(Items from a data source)
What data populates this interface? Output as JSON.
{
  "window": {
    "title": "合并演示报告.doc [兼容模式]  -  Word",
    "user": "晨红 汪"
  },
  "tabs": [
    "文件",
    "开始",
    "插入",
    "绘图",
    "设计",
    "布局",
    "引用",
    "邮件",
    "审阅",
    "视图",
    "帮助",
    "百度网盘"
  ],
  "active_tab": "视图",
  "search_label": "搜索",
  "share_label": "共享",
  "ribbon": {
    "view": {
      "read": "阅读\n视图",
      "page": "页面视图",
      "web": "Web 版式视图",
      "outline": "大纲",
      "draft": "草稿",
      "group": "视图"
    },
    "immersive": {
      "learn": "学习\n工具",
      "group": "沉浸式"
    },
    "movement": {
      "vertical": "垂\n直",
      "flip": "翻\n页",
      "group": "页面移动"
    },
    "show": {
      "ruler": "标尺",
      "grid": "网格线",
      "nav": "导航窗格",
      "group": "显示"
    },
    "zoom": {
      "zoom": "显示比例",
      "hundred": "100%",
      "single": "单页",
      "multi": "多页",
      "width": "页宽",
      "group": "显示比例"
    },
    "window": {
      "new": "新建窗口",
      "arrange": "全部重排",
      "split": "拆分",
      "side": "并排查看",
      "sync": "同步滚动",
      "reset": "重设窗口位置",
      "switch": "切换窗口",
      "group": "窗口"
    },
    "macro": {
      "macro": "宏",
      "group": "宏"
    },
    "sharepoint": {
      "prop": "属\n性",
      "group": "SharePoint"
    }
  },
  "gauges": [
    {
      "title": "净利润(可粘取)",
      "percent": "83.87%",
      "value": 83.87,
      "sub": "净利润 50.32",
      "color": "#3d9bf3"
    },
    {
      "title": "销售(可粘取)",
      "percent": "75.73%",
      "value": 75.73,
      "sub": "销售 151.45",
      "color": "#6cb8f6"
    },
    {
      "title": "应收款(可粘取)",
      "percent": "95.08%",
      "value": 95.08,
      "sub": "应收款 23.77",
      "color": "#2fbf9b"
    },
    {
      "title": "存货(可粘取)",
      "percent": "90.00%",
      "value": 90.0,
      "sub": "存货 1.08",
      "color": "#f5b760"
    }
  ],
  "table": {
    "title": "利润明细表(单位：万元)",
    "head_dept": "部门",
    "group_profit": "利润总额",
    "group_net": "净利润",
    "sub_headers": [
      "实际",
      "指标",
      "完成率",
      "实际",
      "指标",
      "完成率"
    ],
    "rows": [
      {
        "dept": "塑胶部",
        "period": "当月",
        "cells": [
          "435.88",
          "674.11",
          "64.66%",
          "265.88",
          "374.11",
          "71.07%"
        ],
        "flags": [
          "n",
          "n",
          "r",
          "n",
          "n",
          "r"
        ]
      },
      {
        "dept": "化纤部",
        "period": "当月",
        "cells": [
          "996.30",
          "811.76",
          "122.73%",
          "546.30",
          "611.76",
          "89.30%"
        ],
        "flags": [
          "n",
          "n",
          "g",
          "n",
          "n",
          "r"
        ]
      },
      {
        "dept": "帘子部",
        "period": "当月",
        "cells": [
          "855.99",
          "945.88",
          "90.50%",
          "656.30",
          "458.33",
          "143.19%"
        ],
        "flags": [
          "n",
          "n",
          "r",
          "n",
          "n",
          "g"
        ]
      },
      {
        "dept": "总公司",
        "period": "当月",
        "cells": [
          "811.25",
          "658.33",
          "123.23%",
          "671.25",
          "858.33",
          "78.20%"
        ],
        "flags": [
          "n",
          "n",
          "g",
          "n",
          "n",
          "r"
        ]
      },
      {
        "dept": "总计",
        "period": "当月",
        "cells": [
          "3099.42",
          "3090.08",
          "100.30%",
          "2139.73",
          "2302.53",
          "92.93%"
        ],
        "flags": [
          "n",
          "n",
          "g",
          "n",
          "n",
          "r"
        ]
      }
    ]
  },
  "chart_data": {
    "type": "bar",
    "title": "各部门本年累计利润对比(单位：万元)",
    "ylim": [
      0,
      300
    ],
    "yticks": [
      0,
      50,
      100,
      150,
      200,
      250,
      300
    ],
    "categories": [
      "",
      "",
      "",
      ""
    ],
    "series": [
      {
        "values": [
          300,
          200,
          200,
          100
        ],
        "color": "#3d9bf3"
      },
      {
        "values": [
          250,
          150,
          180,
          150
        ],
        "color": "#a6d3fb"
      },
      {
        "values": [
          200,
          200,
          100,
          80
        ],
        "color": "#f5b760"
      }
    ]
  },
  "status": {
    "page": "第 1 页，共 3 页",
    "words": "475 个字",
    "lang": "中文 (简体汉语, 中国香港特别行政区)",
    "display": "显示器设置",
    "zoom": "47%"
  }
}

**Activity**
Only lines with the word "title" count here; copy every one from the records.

**Reply**
    "title": "合并演示报告.doc [兼容模式]  -  Word",
      "title": "净利润(可粘取)",
      "title": "销售(可粘取)",
      "title": "应收款(可粘取)",
      "title": "存货(可粘取)",
    "title": "利润明细表(单位：万元)",
    "title": "各部门本年累计利润对比(单位：万元)",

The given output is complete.